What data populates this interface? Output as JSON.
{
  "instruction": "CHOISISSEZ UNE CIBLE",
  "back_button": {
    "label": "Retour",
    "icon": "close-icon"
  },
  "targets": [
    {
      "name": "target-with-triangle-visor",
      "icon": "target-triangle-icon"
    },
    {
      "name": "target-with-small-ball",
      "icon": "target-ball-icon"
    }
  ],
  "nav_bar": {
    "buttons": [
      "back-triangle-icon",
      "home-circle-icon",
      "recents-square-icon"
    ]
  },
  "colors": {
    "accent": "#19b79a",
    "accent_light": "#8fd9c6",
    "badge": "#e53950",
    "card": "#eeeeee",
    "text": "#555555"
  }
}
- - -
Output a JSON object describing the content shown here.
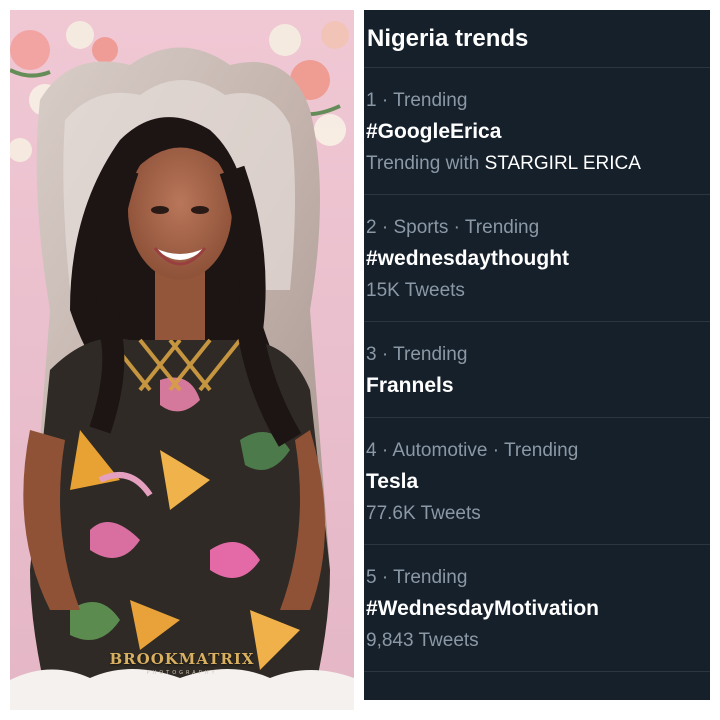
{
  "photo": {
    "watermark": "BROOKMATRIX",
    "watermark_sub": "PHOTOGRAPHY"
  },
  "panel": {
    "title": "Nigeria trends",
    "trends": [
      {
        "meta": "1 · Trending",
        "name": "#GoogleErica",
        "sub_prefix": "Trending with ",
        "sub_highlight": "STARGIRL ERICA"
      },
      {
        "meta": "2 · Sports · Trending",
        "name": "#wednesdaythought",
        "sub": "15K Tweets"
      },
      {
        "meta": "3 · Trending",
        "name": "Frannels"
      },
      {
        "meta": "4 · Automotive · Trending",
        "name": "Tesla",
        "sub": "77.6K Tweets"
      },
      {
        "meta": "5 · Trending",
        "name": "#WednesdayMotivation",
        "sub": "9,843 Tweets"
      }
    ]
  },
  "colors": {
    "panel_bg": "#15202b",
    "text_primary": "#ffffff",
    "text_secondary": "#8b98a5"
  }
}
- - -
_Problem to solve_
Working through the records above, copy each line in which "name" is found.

_Written response_
      "name": "target-with-triangle-visor",
      "name": "target-with-small-ball",
        "name": "#GoogleErica",
        "name": "#wednesdaythought",
        "name": "Frannels"
        "name": "Tesla",
        "name": "#WednesdayMotivation",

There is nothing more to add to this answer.